▶ WHAT TO WORK ON
Could you find each line of the data below that contains the word "JSON" and copy those lines?

===== RECORD EXTRACTS

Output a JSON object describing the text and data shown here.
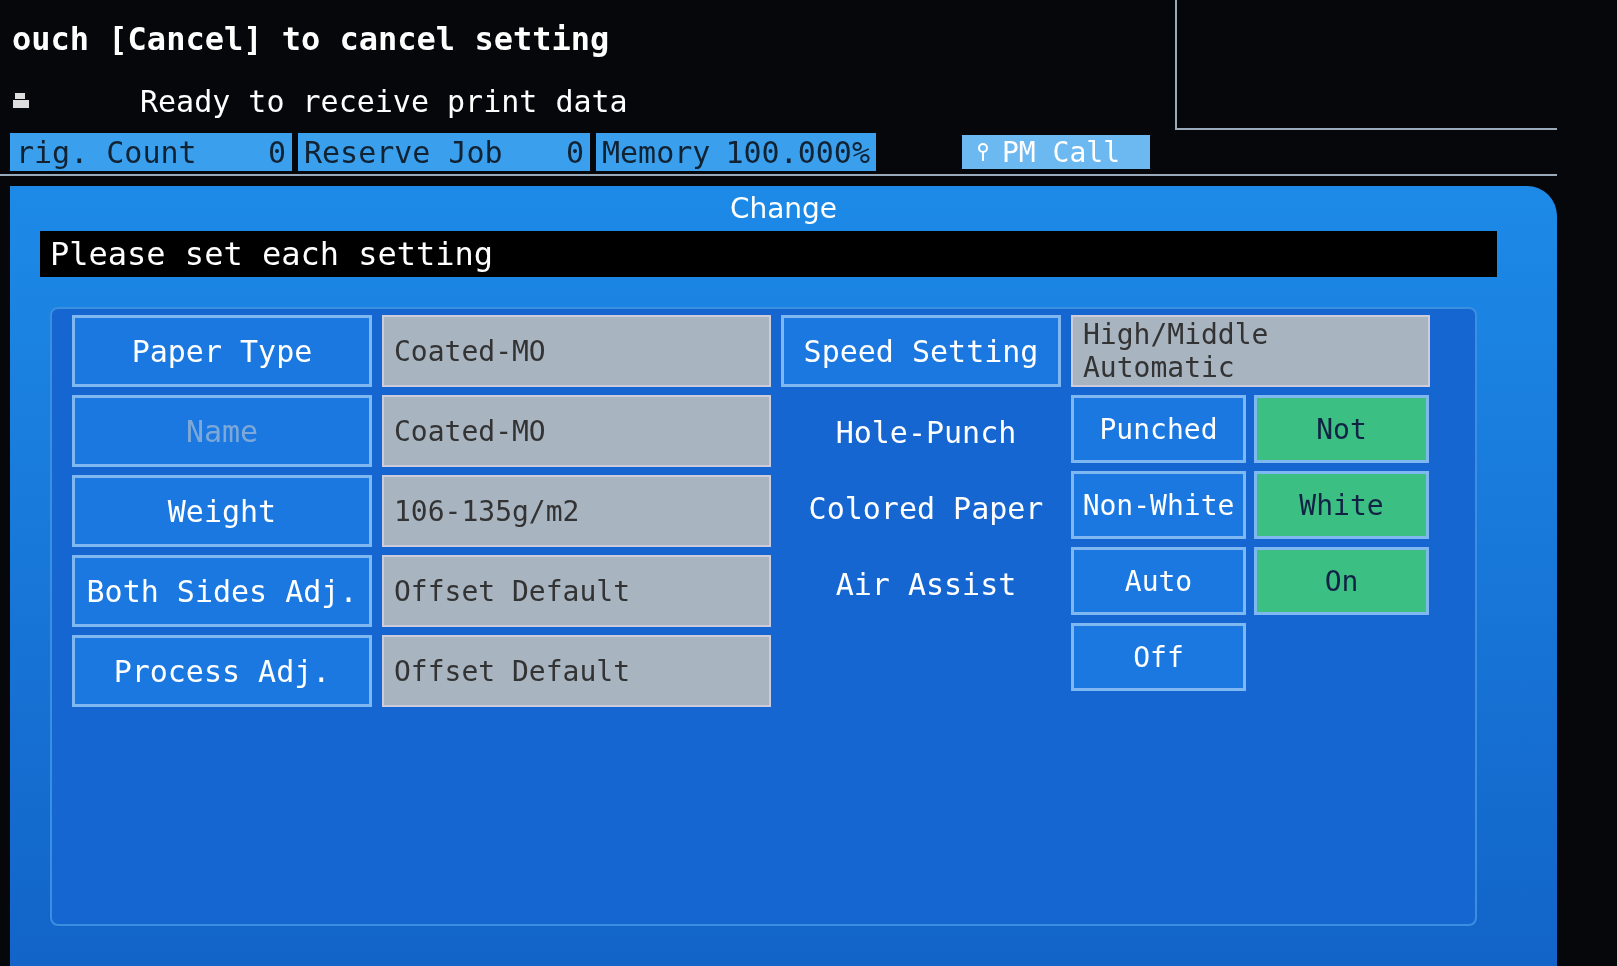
{
  "messages": [
    "ouch [Cancel] to cancel setting",
    "Ready to receive print data"
  ],
  "status_bar": [
    {
      "label": "rig. Count",
      "value": "0"
    },
    {
      "label": "Reserve Job",
      "value": "0"
    },
    {
      "label": "Memory",
      "value": "100.000%"
    }
  ],
  "pm_call": "PM Call",
  "dialog": {
    "title": "Change",
    "instruction": "Please set each setting",
    "settings": [
      {
        "label": "Paper Type",
        "value": "Coated-MO",
        "disabled": false
      },
      {
        "label": "Name",
        "value": "Coated-MO",
        "disabled": true
      },
      {
        "label": "Weight",
        "value": "106-135g/m2",
        "disabled": false
      },
      {
        "label": "Both Sides Adj.",
        "value": "Offset Default",
        "disabled": false
      },
      {
        "label": "Process Adj.",
        "value": "Offset Default",
        "disabled": false
      }
    ],
    "speed": {
      "label": "Speed Setting",
      "value": "High/Middle Automatic"
    },
    "options": [
      {
        "label": "Hole-Punch",
        "choices": [
          {
            "label": "Punched",
            "selected": false
          },
          {
            "label": "Not",
            "selected": true
          }
        ]
      },
      {
        "label": "Colored Paper",
        "choices": [
          {
            "label": "Non-White",
            "selected": false
          },
          {
            "label": "White",
            "selected": true
          }
        ]
      },
      {
        "label": "Air Assist",
        "choices": [
          {
            "label": "Auto",
            "selected": false
          },
          {
            "label": "On",
            "selected": true
          },
          {
            "label": "Off",
            "selected": false
          }
        ]
      }
    ]
  }
}
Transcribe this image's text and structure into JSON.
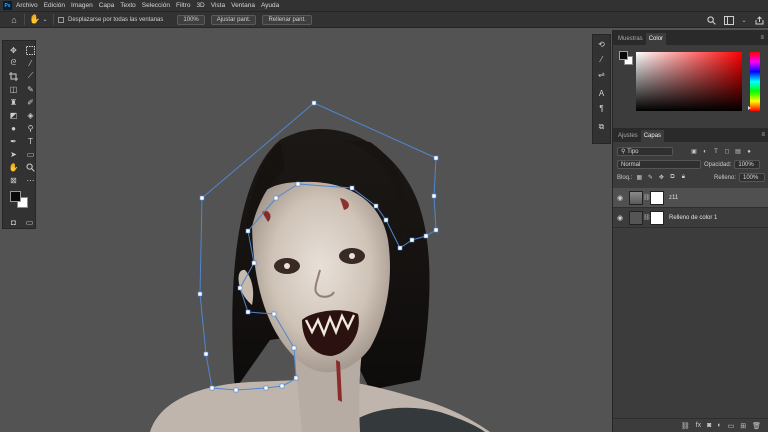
{
  "menubar": {
    "logo": "Ps",
    "items": [
      "Archivo",
      "Edición",
      "Imagen",
      "Capa",
      "Texto",
      "Selección",
      "Filtro",
      "3D",
      "Vista",
      "Ventana",
      "Ayuda"
    ]
  },
  "options": {
    "scroll_all_label": "Desplazarse por todas las ventanas",
    "zoom_value": "100%",
    "fit_label": "Ajustar pant.",
    "fill_label": "Rellenar pant."
  },
  "color_panel": {
    "tabs": [
      "Muestras",
      "Color"
    ],
    "active_tab": "Color",
    "foreground": "#0a0a0a",
    "background": "#ffffff",
    "hue": "#ff0000"
  },
  "layers_panel": {
    "tabs": [
      "Ajustes",
      "Capas"
    ],
    "active_tab": "Capas",
    "filter_label": "Tipo",
    "blend_mode": "Normal",
    "opacity_label": "Opacidad:",
    "opacity_value": "100%",
    "lock_label": "Bloq.:",
    "fill_label": "Relleno:",
    "fill_value": "100%",
    "layers": [
      {
        "name": "z11",
        "selected": true
      },
      {
        "name": "Relleno de color 1",
        "selected": false
      }
    ]
  },
  "accent": "#5b8fd6"
}
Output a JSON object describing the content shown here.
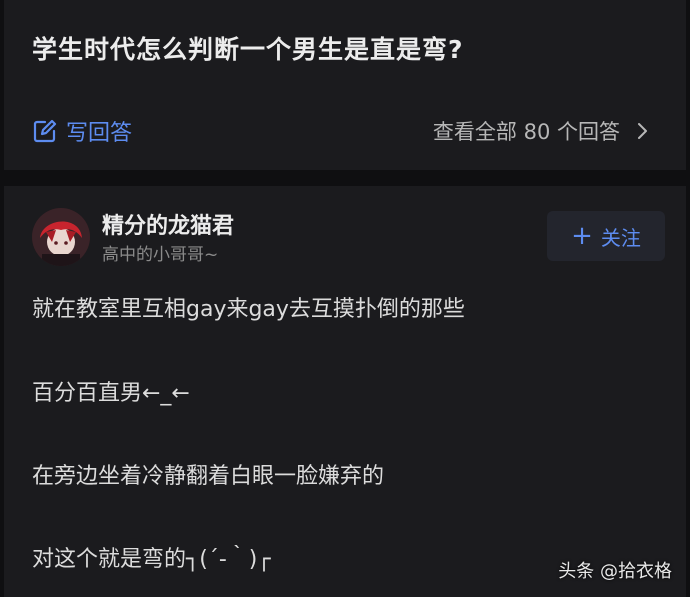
{
  "question": {
    "title": "学生时代怎么判断一个男生是直是弯?",
    "write_answer_label": "写回答",
    "view_all_label": "查看全部 80 个回答",
    "icons": {
      "write": "edit-square-icon",
      "more": "chevron-right-icon"
    }
  },
  "answer": {
    "author": {
      "name": "精分的龙猫君",
      "bio": "高中的小哥哥~",
      "avatar": "avatar"
    },
    "follow_label": "关注",
    "follow_icon": "plus-icon",
    "lines": [
      "就在教室里互相gay来gay去互摸扑倒的那些",
      "百分百直男←_←",
      "在旁边坐着冷静翻着白眼一脸嫌弃的",
      "对这个就是弯的┐(´-｀)┌"
    ]
  },
  "watermark": "头条 @拾衣格",
  "colors": {
    "background": "#0f0f11",
    "card": "#1b1b1e",
    "accent": "#5d8cf0",
    "text_primary": "#ececec",
    "text_secondary": "#8b8b8b"
  }
}
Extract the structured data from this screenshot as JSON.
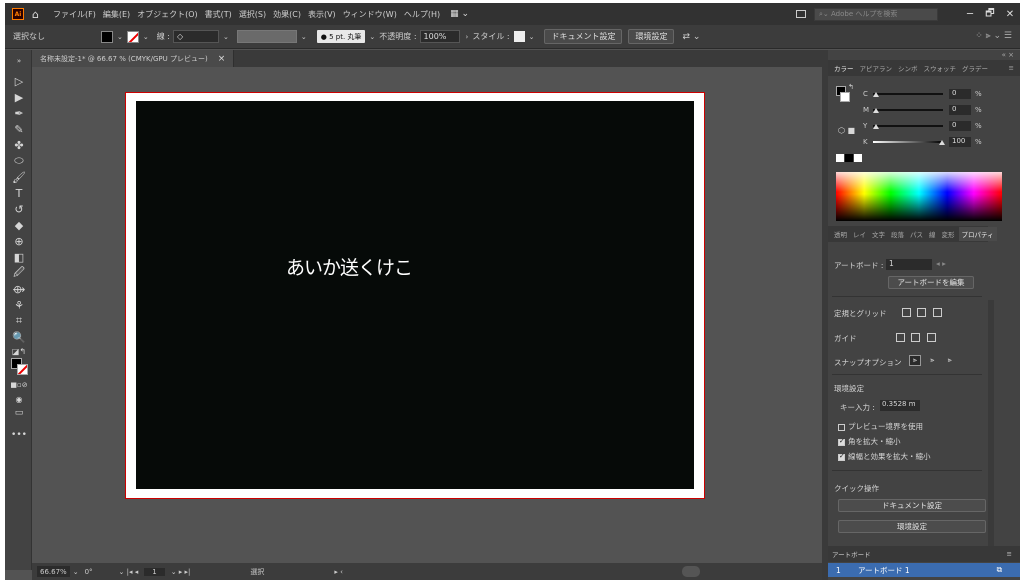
{
  "menubar": {
    "app_logo": "Ai",
    "items": [
      "ファイル(F)",
      "編集(E)",
      "オブジェクト(O)",
      "書式(T)",
      "選択(S)",
      "効果(C)",
      "表示(V)",
      "ウィンドウ(W)",
      "ヘルプ(H)"
    ],
    "search_placeholder": "Adobe ヘルプを検索",
    "win_min": "─",
    "win_restore": "🗗",
    "win_close": "✕"
  },
  "control": {
    "selection": "選択なし",
    "stroke_label": "線 :",
    "brush_label": "● 5 pt. 丸筆",
    "opacity_label": "不透明度 :",
    "opacity_value": "100%",
    "style_label": "スタイル :",
    "doc_setup": "ドキュメント設定",
    "prefs": "環境設定"
  },
  "document": {
    "tab_title": "名称未設定-1* @ 66.67 % (CMYK/GPU プレビュー)",
    "close": "×",
    "art_text": "あいか送くけこ"
  },
  "status": {
    "zoom": "66.67%",
    "rotation": "0°",
    "artboard_num": "1",
    "mode": "選択"
  },
  "panel": {
    "color_tabs": [
      "カラー",
      "アピアラン",
      "シンボ",
      "スウォッチ",
      "グラデー"
    ],
    "cmyk": [
      {
        "ch": "C",
        "value": 0
      },
      {
        "ch": "M",
        "value": 0
      },
      {
        "ch": "Y",
        "value": 0
      },
      {
        "ch": "K",
        "value": 100
      }
    ],
    "pct": "%",
    "prop_tabs": [
      "透明",
      "レイ",
      "文字",
      "段落",
      "パス",
      "線",
      "変形",
      "プロパティ"
    ],
    "artboard_label": "アートボード :",
    "artboard_value": "1",
    "edit_artboard": "アートボードを編集",
    "rulers_grid": "定規とグリッド",
    "guides": "ガイド",
    "snap_options": "スナップオプション",
    "preferences_head": "環境設定",
    "key_input_label": "キー入力 :",
    "key_input_value": "0.3528 m",
    "preview_bounds": "プレビュー境界を使用",
    "scale_corners": "角を拡大・縮小",
    "scale_strokes": "線幅と効果を拡大・縮小",
    "quick_actions": "クイック操作",
    "doc_setup_btn": "ドキュメント設定",
    "prefs_btn": "環境設定",
    "layers_tab": "アートボード",
    "layer_row_num": "1",
    "layer_row_name": "アートボード 1"
  }
}
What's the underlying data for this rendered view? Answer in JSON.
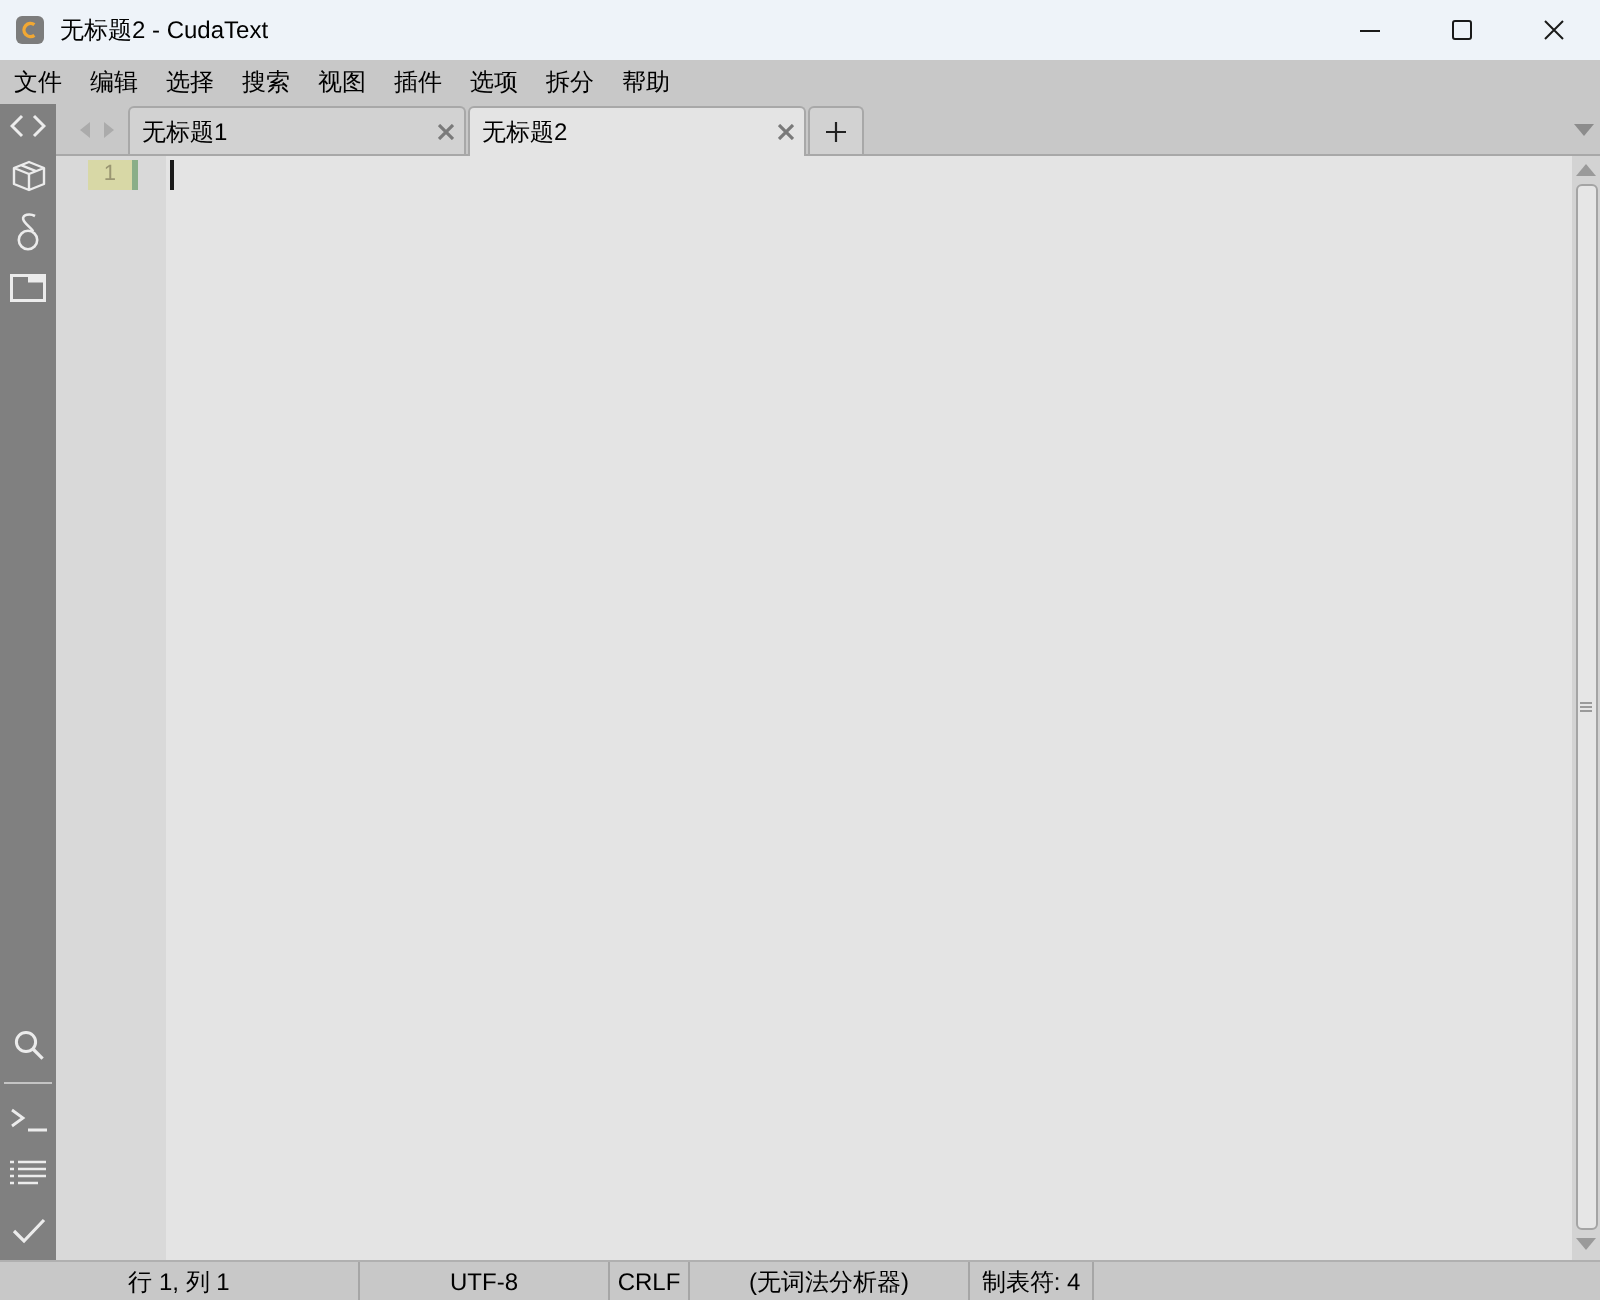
{
  "window": {
    "title": "无标题2 - CudaText"
  },
  "menu": [
    "文件",
    "编辑",
    "选择",
    "搜索",
    "视图",
    "插件",
    "选项",
    "拆分",
    "帮助"
  ],
  "tabs": [
    {
      "label": "无标题1",
      "selected": false
    },
    {
      "label": "无标题2",
      "selected": true
    }
  ],
  "editor": {
    "lines": [
      {
        "number": "1",
        "current": true,
        "modified": true
      }
    ]
  },
  "status_bar": [
    "行 1, 列 1",
    "UTF-8",
    "CRLF",
    "(无词法分析器)",
    "制表符: 4"
  ]
}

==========

▶ ANSWER
Output a JSON object describing the text and data shown here.
Transcribe this image's text and structure into JSON.
Output a JSON object describing the content shown here.
Extract the structured data from this screenshot as JSON.
What's the underlying data for this rendered view? Answer in JSON.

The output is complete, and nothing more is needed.